After all, computers crash, people die, relationships fall apart. The best we can do is breathe and reboot.
Thrive Global Signature Protocol
Come Into the Present Moment
To be in the present moment
(Preferably done with closed eyes, but can be done with eyes open)
Simply become aware of the rising and the falling of your breath (3 breaths)
Now allow yourself to receive the breath. Don't take the breath in, receive it. (Realize the breath is a gift. We have done nothing to earn our breath). So we receive it and then let go of it. (The breath is the perfect metaphor for life: we have to let go - create space - in order to receive).(3 breaths)
We now feel the wave of the breath throughout our whole body. When our breath moves, our whole body moves. We can feel this as a wave. (3 breaths) (We may need to adjust our body position to experience this - in other words it is more difficult if we are slumping or have our legs crossed.) (Can be done at anytime during the day as a mini-break).
Bring your attention to the breath at any moment during the day.

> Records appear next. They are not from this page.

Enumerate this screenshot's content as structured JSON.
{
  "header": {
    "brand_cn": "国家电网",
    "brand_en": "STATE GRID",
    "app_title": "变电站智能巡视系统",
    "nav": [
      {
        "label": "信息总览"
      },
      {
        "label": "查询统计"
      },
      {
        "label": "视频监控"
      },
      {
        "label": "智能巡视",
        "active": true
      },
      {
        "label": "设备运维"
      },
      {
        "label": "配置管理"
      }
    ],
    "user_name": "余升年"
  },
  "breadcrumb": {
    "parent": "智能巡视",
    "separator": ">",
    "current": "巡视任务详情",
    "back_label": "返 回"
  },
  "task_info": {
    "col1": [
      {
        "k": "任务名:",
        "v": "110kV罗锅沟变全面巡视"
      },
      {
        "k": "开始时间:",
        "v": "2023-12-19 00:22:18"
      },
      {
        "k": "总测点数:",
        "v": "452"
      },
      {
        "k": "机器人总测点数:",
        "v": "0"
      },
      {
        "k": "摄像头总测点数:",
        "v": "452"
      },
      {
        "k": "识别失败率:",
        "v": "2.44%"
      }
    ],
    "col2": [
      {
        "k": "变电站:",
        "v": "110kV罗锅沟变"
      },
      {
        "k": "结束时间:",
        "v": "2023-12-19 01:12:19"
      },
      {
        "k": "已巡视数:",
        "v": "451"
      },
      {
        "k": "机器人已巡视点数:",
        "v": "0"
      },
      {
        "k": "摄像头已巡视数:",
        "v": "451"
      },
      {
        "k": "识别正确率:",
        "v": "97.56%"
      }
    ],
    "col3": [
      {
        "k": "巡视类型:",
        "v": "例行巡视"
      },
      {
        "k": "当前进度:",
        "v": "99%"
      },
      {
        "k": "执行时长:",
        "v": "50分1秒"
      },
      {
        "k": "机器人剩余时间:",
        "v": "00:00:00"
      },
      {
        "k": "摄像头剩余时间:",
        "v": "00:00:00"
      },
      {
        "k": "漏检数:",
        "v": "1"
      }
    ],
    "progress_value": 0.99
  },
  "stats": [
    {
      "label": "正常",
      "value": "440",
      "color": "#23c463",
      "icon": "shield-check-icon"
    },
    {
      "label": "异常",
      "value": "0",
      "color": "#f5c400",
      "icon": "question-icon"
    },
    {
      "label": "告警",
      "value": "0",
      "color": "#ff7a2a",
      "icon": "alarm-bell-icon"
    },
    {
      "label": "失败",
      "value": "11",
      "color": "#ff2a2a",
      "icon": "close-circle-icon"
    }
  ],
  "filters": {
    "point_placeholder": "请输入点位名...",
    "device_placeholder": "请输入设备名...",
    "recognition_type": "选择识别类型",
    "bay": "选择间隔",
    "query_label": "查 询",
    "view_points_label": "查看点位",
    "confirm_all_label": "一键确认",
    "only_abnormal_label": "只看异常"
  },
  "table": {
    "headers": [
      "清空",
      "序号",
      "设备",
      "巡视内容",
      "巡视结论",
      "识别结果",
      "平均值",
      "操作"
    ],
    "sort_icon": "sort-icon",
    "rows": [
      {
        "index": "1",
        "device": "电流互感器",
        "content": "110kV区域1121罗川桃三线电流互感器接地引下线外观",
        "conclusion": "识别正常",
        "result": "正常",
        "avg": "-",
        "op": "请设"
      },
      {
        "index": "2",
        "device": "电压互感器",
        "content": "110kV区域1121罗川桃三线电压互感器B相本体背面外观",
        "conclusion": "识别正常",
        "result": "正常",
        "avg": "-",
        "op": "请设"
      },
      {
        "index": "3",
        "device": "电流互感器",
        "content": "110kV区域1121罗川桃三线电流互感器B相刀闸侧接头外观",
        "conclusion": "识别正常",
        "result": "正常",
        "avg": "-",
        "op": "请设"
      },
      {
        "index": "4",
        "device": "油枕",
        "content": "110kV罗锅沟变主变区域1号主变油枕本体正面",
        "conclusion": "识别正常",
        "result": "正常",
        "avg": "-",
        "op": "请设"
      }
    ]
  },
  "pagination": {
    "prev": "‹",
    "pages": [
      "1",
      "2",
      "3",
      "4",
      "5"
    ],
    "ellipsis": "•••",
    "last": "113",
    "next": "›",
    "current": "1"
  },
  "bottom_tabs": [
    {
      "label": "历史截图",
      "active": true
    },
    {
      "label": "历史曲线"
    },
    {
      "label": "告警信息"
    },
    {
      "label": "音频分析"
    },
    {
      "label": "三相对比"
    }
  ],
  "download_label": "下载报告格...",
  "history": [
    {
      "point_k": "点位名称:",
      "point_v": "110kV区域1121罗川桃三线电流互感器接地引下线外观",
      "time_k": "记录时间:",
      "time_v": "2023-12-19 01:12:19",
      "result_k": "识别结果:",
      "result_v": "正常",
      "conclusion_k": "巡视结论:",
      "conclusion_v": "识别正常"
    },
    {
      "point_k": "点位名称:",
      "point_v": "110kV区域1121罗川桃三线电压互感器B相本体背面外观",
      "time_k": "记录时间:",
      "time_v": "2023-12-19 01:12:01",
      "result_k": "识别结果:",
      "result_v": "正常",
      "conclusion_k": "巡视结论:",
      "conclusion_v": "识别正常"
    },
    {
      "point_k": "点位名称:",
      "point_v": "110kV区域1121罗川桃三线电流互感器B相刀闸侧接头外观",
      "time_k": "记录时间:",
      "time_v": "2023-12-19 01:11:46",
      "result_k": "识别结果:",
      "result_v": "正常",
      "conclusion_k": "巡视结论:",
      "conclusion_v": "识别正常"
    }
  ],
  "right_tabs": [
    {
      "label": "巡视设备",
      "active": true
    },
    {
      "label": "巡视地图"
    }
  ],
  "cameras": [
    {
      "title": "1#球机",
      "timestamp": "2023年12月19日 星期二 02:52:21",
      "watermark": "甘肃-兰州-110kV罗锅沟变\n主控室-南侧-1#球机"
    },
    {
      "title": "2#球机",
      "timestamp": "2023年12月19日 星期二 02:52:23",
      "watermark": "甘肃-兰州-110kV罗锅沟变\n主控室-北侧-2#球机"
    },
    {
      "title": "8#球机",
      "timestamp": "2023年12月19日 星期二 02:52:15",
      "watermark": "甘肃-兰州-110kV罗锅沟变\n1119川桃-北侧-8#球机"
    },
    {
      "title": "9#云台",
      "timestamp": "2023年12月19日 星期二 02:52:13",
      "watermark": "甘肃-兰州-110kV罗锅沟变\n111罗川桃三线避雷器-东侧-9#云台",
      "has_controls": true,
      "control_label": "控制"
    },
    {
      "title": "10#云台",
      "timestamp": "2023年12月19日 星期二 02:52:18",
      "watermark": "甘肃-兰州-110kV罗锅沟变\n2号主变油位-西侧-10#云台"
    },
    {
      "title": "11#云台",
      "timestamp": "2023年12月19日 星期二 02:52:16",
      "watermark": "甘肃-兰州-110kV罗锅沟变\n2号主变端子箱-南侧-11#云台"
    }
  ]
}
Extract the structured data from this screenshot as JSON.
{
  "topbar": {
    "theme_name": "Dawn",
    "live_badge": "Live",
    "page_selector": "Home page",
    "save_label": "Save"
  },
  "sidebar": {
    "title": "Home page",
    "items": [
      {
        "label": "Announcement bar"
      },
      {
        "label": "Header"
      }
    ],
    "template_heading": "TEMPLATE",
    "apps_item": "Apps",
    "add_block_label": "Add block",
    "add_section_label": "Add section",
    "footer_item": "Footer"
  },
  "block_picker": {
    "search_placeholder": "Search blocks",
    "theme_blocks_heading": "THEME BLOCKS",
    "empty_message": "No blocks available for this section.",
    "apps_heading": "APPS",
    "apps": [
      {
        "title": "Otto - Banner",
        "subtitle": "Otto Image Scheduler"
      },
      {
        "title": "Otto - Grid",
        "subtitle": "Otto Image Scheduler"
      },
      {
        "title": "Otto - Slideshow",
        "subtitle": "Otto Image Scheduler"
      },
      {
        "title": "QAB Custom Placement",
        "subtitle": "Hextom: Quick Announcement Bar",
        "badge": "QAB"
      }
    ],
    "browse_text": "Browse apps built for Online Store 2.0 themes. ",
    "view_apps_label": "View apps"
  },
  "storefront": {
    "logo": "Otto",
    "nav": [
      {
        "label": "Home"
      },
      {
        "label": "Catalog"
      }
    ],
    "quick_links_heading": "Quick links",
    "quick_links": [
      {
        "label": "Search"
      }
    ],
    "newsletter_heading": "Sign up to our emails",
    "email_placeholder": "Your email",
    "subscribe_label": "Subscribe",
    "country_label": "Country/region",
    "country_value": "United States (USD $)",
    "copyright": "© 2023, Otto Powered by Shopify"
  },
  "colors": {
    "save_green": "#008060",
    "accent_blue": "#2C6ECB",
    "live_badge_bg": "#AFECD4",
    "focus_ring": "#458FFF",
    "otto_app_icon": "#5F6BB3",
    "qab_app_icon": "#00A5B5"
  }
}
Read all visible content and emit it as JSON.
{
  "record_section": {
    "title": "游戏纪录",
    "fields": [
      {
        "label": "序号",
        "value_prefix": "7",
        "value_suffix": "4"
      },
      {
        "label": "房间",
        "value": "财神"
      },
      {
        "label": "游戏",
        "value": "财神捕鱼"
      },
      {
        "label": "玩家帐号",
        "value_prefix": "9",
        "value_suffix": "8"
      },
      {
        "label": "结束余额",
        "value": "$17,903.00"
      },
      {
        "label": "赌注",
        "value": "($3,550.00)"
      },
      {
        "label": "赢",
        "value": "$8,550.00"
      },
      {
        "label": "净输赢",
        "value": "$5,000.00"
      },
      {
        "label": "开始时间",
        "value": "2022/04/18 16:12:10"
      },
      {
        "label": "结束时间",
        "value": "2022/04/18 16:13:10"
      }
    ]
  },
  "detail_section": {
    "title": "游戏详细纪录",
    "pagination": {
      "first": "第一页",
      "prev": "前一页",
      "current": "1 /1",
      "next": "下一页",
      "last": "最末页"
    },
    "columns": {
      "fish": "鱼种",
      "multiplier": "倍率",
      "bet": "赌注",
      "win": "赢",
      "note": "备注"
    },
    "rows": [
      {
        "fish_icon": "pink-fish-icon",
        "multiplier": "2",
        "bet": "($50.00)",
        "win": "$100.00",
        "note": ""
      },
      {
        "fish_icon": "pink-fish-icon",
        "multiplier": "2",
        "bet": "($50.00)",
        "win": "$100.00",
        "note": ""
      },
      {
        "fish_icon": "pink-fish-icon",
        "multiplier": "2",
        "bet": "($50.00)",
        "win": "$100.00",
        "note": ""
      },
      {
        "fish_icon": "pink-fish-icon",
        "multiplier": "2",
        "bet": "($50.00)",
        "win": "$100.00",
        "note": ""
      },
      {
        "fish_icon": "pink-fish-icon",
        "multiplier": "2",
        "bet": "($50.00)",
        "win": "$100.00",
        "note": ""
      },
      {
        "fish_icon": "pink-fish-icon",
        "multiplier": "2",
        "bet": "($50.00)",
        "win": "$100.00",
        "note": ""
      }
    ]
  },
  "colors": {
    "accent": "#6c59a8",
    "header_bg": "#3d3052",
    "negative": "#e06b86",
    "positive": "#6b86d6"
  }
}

Even a few seconds will recenter you.share
When breathing most people focus on the inhale, but it is the exhale that is the key.
The more completely let go of the breath, the more completely you can receive the next one.Learn More share
On the exhale the diaphragm relaxes and travels upward. So extend the exhale, even a second longer. And then become aware of the pause between your exhale and the point at which you inhale again.Learn More share
Now that you’ve practiced the basic breathing protocol, that’s all you need. However, there are many other breathing practices you may want to explore.
4-7-8 breathing: Inhale trough your nose for four counts. Hold your breath for seven counts. Exhale completely for eight counts. Repeat.
Alternate nostril breathing: Place your index and middle fingers on your right nostril, and inhale through your left nostril. Exhale through your left nostril, and then switch your fingers to your left nostril and inhale through the right. Continue switching between nostrils as you inhale and exhale.
Balanced breathing: Inhale for four counts, exhale for four counts. As you continue to practice, increase the count.
One must first come to know - through observing oneself - just what one does with breathing while brushing one's teeth, while putting on one's socks, or while eating. Try to make any movement without interfering with breathing. We must notice how breathing becomes constricted in response to the most trivial causes. We will begin to feel the beneficial effects as soon as breathing is released, noticing that rigidity immediately vanishes.
Observe your own body. It breathes. You breathe when you are asleep, when you are no longer conscious of your own ideas of self-identity. Who, then, is breathing?
The collection of information that you mistakenly think is you is not the protagonist in this drama called the breath. In fact, you are not breathing; breath is naturally happening to you.
You can purposely end your own life, but you cannot purposely keep your own life going. You don't possess life; life expresses itself through you.
The breath has its own intelligence. It's always looking for space. When the breath is the center of movement, you find lightness, freedom, spaciousness, and ease.
To find the center of gravity in yourself is to relax completely and lower it from the head down into the heart and belly where it is more naturally at home. And once you start relaxing and settling down into yourself this way, it becomes much easier to breathe.